A Ministry of Justice press release sent out on Monday estimated the size of India’s legal market at $4bn with it set to grow to $6.5bn by 2016 and – so claims the press release – “its value to India” would grow to $12.3bn if the market was “fully liberalised”.
Wotton adds that Clarke said in his speech that the UK’s legal sector relative to its gross domestic product (GDP) was more than three times as large as the Indian legal sector relative to its own GDP.
“That tells you something about the opportunities in the legal sector,” he notes, which could achieve a transformation in India just as has happened in London or New York that have become international legal centres. The largest firms in London nowadays were still those that were most prominent in the 1960s when liberalisation there started with the abolition of the 20 partner limit for English law firms, says Wotton, while many European countries that opened up still had strong independent firms.
Staunch anti-liberalisation opponents would argue that Wotton is talking a different ball game here: the UK and US firms have already internationalised while Indian law firms have just started and may never manage to compete fully in the global market place, particularly if the domestic markets were opened soon. Would successful Indian proprietors of law firms not feel that they would be missing a trick?
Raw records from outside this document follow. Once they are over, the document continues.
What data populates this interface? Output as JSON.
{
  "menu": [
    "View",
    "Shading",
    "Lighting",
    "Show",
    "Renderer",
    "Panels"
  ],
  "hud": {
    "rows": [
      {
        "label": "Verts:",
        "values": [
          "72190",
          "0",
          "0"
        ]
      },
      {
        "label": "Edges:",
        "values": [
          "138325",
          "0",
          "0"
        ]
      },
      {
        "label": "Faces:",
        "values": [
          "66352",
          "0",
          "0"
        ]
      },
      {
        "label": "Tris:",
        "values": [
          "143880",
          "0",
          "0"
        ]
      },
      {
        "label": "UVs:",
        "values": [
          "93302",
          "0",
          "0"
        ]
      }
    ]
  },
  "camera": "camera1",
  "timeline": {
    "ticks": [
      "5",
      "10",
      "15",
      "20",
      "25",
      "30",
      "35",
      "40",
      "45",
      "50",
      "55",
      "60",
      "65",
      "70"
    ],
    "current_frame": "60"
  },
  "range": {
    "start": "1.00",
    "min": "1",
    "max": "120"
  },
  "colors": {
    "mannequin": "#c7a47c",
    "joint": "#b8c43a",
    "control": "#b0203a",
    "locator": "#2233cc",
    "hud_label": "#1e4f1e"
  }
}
“If Indian firms were to take that view,” answers Wotton, “it is to wholly underestimate the opportunity that is available to them… You only have to look at the quality of people in the leading Indian firms and you can see the opportunities globally.”
Asked on how he and the Law Society would try to sell this concept to the traditional Indian law firm owners, sole proprietors or other opponents to their plans, Wotton does not give a clear response but only says, diplomatically: “I think you can take it for granted we will speak to everyone we think has something to contribute to the debate.”
Of course, by today this debate is something that many Indian negotiators will be extremely experienced at.